This magnificent retelling of his life is filled with all of the sights and sounds of battle, the customs and lore of the fifteenth century, the rigors of court politics, and the passions and prejudices of royalty.

5 Thumbs-UpI’ve either mentioned this book or the Author several times during the life of my reviews so I have decided it was about time I actually wrote a review on the book itself.  This was the debut novel for this Author.

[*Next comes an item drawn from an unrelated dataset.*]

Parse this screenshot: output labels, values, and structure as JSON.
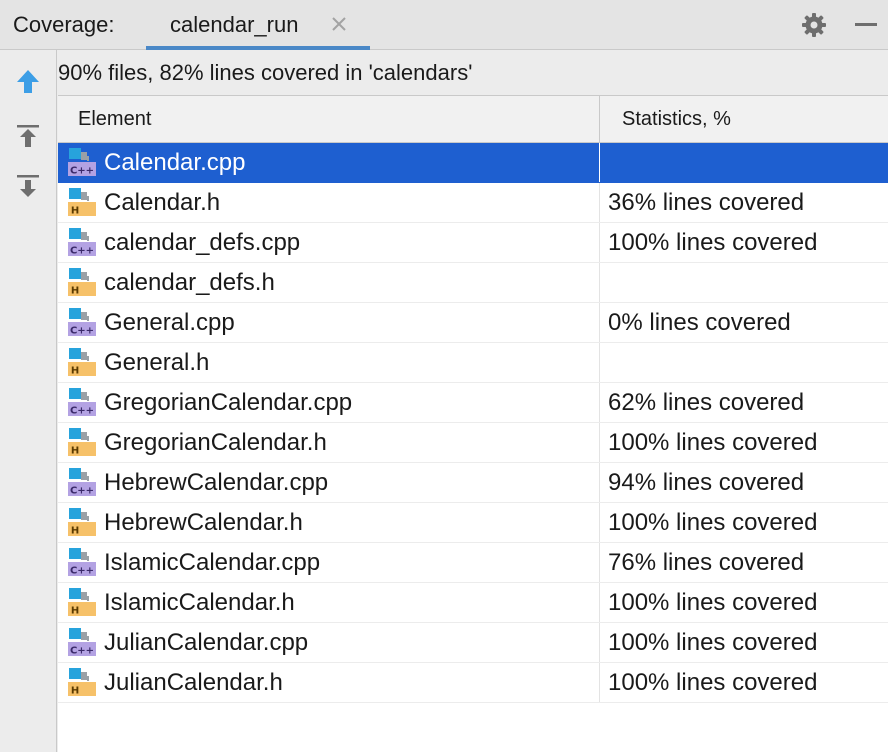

I was first introduced to both the book and the Author by my History Professor whilst taking my Masters in History many years ago.  She recommended it to me on the basis of it being the most accurate account of the times she had read in fiction form.  Being a Yorkshire woman by birth and therefore, a staunch Yorkist, I was slightly apprehensive when I picked this up as most accounts of Richard III and the House of York are based on Tudor propaganda from the times, and are slewed very much in their favour.  I found none of this when I read this long 936 page book.

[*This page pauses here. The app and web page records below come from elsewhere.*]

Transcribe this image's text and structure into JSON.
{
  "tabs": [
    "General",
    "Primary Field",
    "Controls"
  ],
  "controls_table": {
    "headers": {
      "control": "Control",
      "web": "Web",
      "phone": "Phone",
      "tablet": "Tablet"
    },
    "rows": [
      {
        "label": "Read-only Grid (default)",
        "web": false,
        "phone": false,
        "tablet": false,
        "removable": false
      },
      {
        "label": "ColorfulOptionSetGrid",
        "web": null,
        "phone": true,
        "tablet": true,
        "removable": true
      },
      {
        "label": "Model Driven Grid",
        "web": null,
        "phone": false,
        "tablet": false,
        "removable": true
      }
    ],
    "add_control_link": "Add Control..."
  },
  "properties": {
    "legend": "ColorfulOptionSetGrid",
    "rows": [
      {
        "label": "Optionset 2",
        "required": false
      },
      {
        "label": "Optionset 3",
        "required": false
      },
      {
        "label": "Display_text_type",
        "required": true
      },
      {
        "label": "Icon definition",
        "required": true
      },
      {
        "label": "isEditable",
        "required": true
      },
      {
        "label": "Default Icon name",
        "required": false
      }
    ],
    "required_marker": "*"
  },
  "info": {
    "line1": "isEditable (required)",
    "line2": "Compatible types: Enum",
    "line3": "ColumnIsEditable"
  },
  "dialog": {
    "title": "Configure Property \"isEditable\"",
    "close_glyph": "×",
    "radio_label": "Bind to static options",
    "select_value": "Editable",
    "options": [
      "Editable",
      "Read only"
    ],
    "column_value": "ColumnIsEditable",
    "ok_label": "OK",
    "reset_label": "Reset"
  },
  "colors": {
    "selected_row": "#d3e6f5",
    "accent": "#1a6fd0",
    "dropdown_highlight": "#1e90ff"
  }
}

The book itself could be broken down into thirds; the first brings into the light that confusing history of the Wars of the Roses, and for readers who are not up to speed with the ins and outs of this time it is a great way not only to get to know the key players, but where they fit together in the whole sorry mess.  Yes it does sound a little like a history lesson, but it is given in such a manner that it skilfully and neatly pulls the reader so far into the novel that they have no choice but to read to the end. Just by reading the first part of the novel it can be clearly seen that this Author has done extensive research into the period, and this comes through in way in which locations are described and characters react to their environment.  The remaining two-thirds catalogue the reign of Edward IV and also the life of Richard.

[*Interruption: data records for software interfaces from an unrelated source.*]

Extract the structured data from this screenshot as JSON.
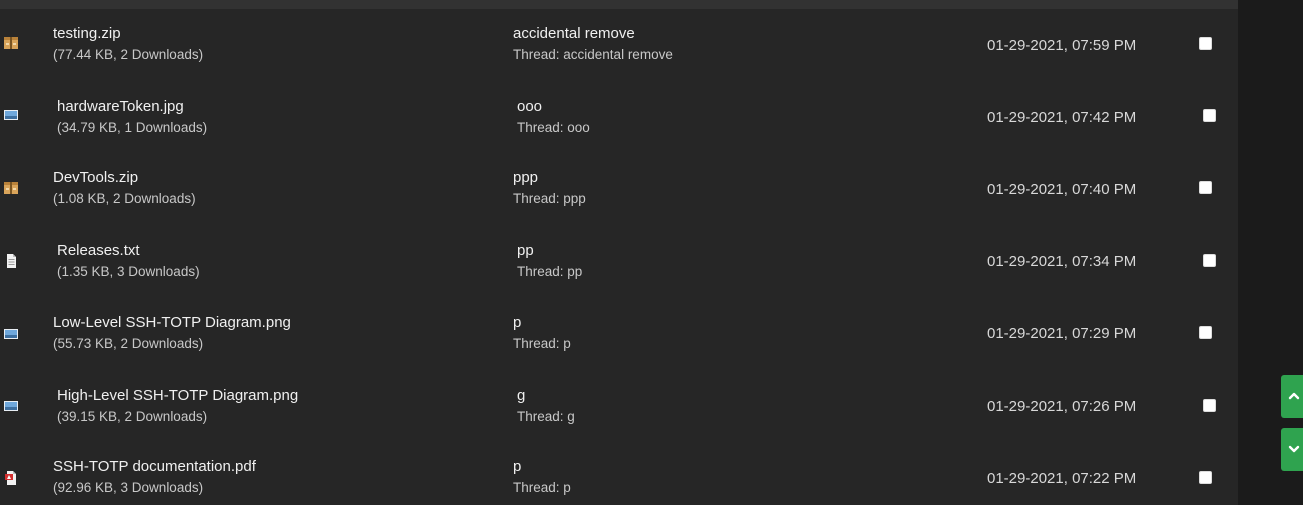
{
  "attachments": [
    {
      "file_name": "testing.zip",
      "file_info": "(77.44 KB, 2 Downloads)",
      "subject": "accidental remove",
      "thread": "Thread: accidental remove",
      "date": "01-29-2021, 07:59 PM",
      "icon": "zip-archive-icon",
      "checked": false
    },
    {
      "file_name": "hardwareToken.jpg",
      "file_info": "(34.79 KB, 1 Downloads)",
      "subject": "ooo",
      "thread": "Thread: ooo",
      "date": "01-29-2021, 07:42 PM",
      "icon": "image-file-icon",
      "checked": false
    },
    {
      "file_name": "DevTools.zip",
      "file_info": "(1.08 KB, 2 Downloads)",
      "subject": "ppp",
      "thread": "Thread: ppp",
      "date": "01-29-2021, 07:40 PM",
      "icon": "zip-archive-icon",
      "checked": false
    },
    {
      "file_name": "Releases.txt",
      "file_info": "(1.35 KB, 3 Downloads)",
      "subject": "pp",
      "thread": "Thread: pp",
      "date": "01-29-2021, 07:34 PM",
      "icon": "text-file-icon",
      "checked": false
    },
    {
      "file_name": "Low-Level SSH-TOTP Diagram.png",
      "file_info": "(55.73 KB, 2 Downloads)",
      "subject": "p",
      "thread": "Thread: p",
      "date": "01-29-2021, 07:29 PM",
      "icon": "image-file-icon",
      "checked": false
    },
    {
      "file_name": "High-Level SSH-TOTP Diagram.png",
      "file_info": "(39.15 KB, 2 Downloads)",
      "subject": "g",
      "thread": "Thread: g",
      "date": "01-29-2021, 07:26 PM",
      "icon": "image-file-icon",
      "checked": false
    },
    {
      "file_name": "SSH-TOTP documentation.pdf",
      "file_info": "(92.96 KB, 3 Downloads)",
      "subject": "p",
      "thread": "Thread: p",
      "date": "01-29-2021, 07:22 PM",
      "icon": "pdf-file-icon",
      "checked": false
    }
  ],
  "scroll_controls": {
    "up_icon": "chevron-up-icon",
    "down_icon": "chevron-down-icon",
    "color": "#2fa34f"
  }
}
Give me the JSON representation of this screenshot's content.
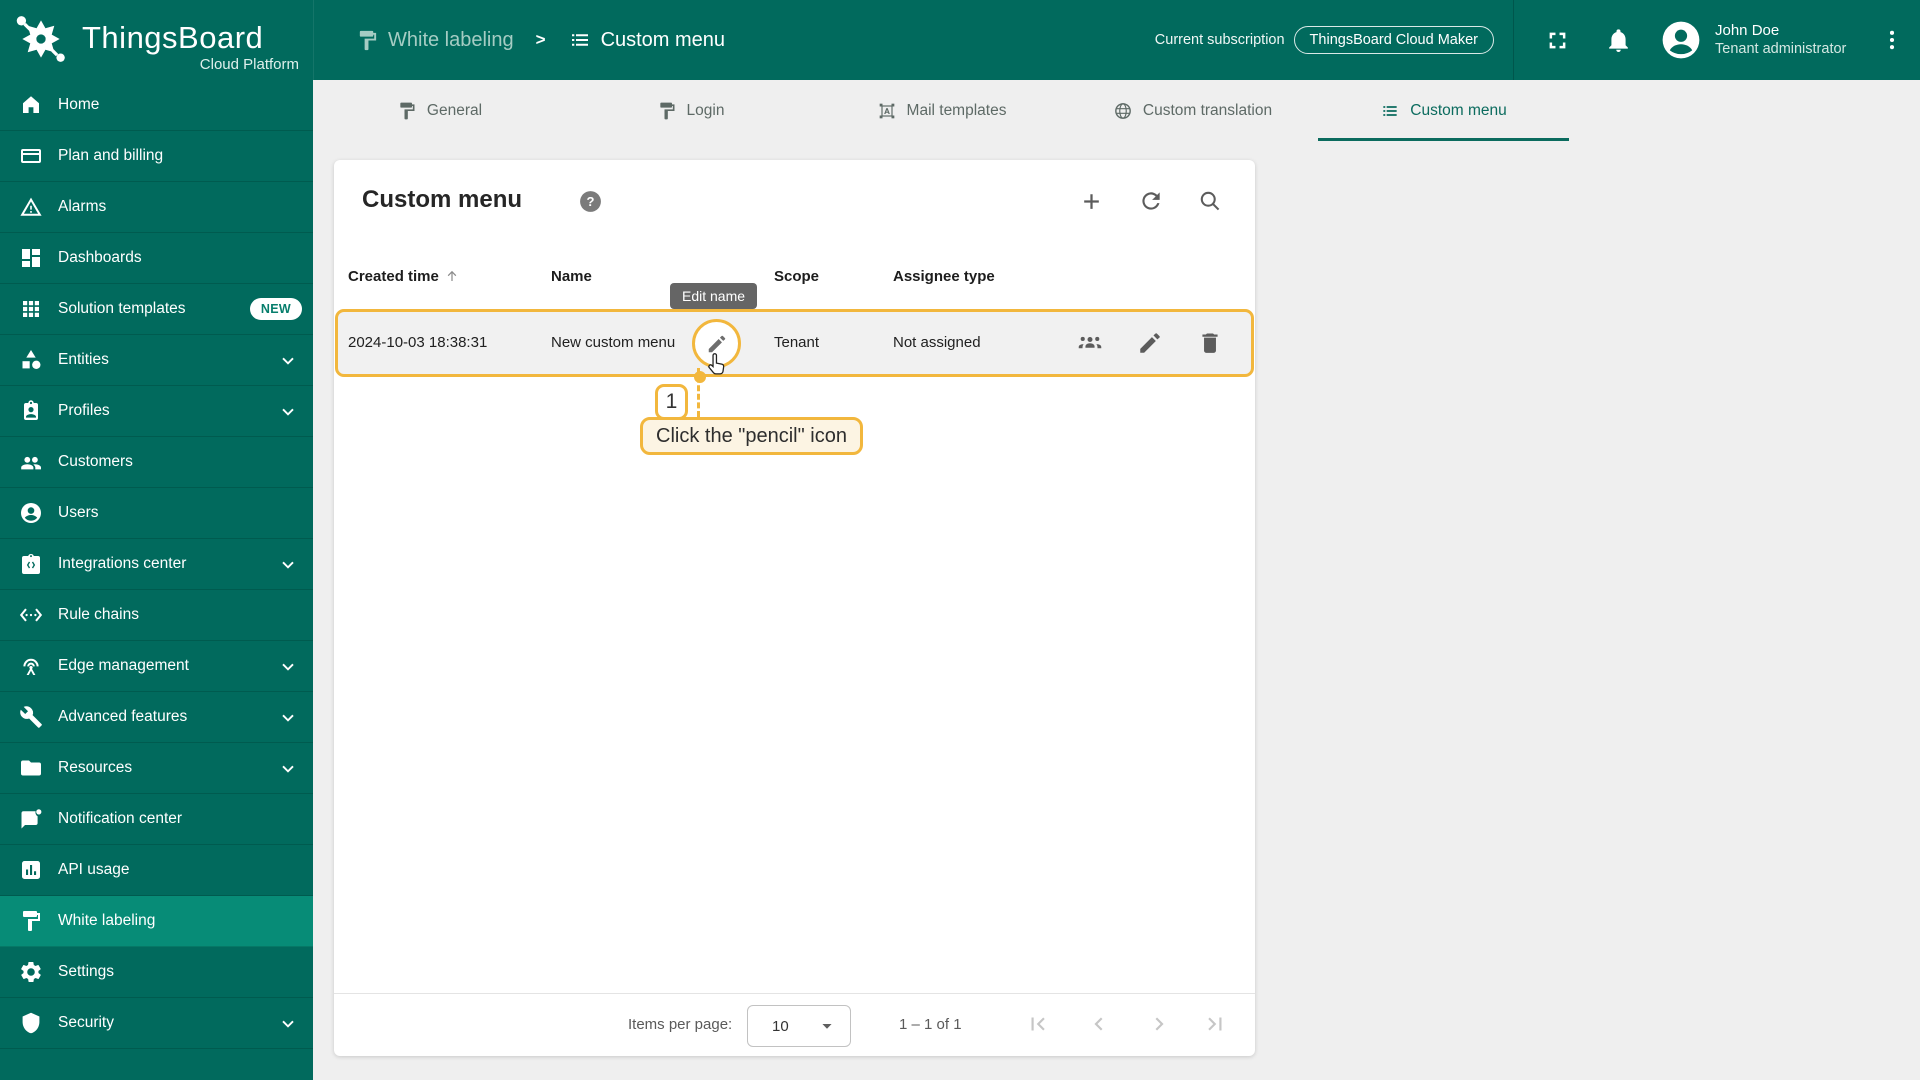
{
  "brand": {
    "name": "ThingsBoard",
    "subtitle": "Cloud Platform"
  },
  "header": {
    "breadcrumb": {
      "parent": "White labeling",
      "separator": ">",
      "current": "Custom menu"
    },
    "subscription": {
      "label": "Current subscription",
      "plan": "ThingsBoard Cloud Maker"
    },
    "user": {
      "name": "John Doe",
      "role": "Tenant administrator"
    }
  },
  "sidebar": {
    "items": [
      {
        "label": "Home",
        "icon": "home"
      },
      {
        "label": "Plan and billing",
        "icon": "credit-card"
      },
      {
        "label": "Alarms",
        "icon": "warning"
      },
      {
        "label": "Dashboards",
        "icon": "dashboard"
      },
      {
        "label": "Solution templates",
        "icon": "apps-grid",
        "badge": "NEW"
      },
      {
        "label": "Entities",
        "icon": "category",
        "expandable": true
      },
      {
        "label": "Profiles",
        "icon": "badge-id",
        "expandable": true
      },
      {
        "label": "Customers",
        "icon": "people"
      },
      {
        "label": "Users",
        "icon": "account-circle"
      },
      {
        "label": "Integrations center",
        "icon": "integration",
        "expandable": true
      },
      {
        "label": "Rule chains",
        "icon": "ethernet"
      },
      {
        "label": "Edge management",
        "icon": "antenna",
        "expandable": true
      },
      {
        "label": "Advanced features",
        "icon": "build",
        "expandable": true
      },
      {
        "label": "Resources",
        "icon": "folder",
        "expandable": true
      },
      {
        "label": "Notification center",
        "icon": "notification"
      },
      {
        "label": "API usage",
        "icon": "api-chart"
      },
      {
        "label": "White labeling",
        "icon": "format-paint",
        "active": true
      },
      {
        "label": "Settings",
        "icon": "settings-gear"
      },
      {
        "label": "Security",
        "icon": "shield",
        "expandable": true
      }
    ]
  },
  "tabs": {
    "items": [
      {
        "label": "General",
        "icon": "format-paint"
      },
      {
        "label": "Login",
        "icon": "format-paint"
      },
      {
        "label": "Mail templates",
        "icon": "text-box"
      },
      {
        "label": "Custom translation",
        "icon": "globe"
      },
      {
        "label": "Custom menu",
        "icon": "list-menu",
        "active": true
      }
    ]
  },
  "panel": {
    "title": "Custom menu",
    "columns": [
      "Created time",
      "Name",
      "Scope",
      "Assignee type"
    ],
    "sort": {
      "column": "Created time",
      "direction": "asc"
    },
    "rows": [
      {
        "created_time": "2024-10-03 18:38:31",
        "name": "New custom menu",
        "scope": "Tenant",
        "assignee_type": "Not assigned"
      }
    ],
    "pagination": {
      "label": "Items per page:",
      "page_size": "10",
      "range": "1 – 1 of 1"
    }
  },
  "tooltip": {
    "text": "Edit name"
  },
  "annotation": {
    "step": "1",
    "instruction": "Click the \"pencil\" icon"
  },
  "colors": {
    "sidebar": "#016A5D",
    "sidebar_active": "#078C77",
    "accent": "#0B6B5E",
    "annotation": "#F2B73D",
    "tooltip_bg": "#656565"
  }
}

Character development is stunningly done within the pages of this book.  The reader is not thrown huge chunks of back-story and motivational traits, but slowly includes them as the plot progresses.  Their fears are revealed, sometimes surprising the reader, and the political machinations that ruled their everyday lives are uncovered slowly, rather like peeling the layers from an onion.  Obviously the main focus of the book is Richard, and it follows him from a very young age when he is very much in the shadow of his brothers through to his death on the battlefield.  The Author does not portray him the same light as Shakespeare, but rather gives him a more human face than the one constantly given to him of that of monster.  A compelling and believable case is presented regarding his nephews in the Tower of London, which rather makes the reader consider that this could be a case of the wrong people mishearing words said at the wrong time and in frustration, as in the case of Thomas Becket when King Henry II uttered ‘who will rid me of this meddlesome priest’; we will never know.

I could write for hours on this book, but to do so would have me revealing spoilers and getting into the whole White Rose versus red rose debate (yes the capitalization error was deliberate *smile), so I’m going to leave this review short, and I hope tantalising enough to make someone want to actually pick this up and read it.

I would highly recommend this novel to anyone looking for a good read.  I have read it several times and yes, my History Professor was right it is the most accurate account of the times in fiction form.

divider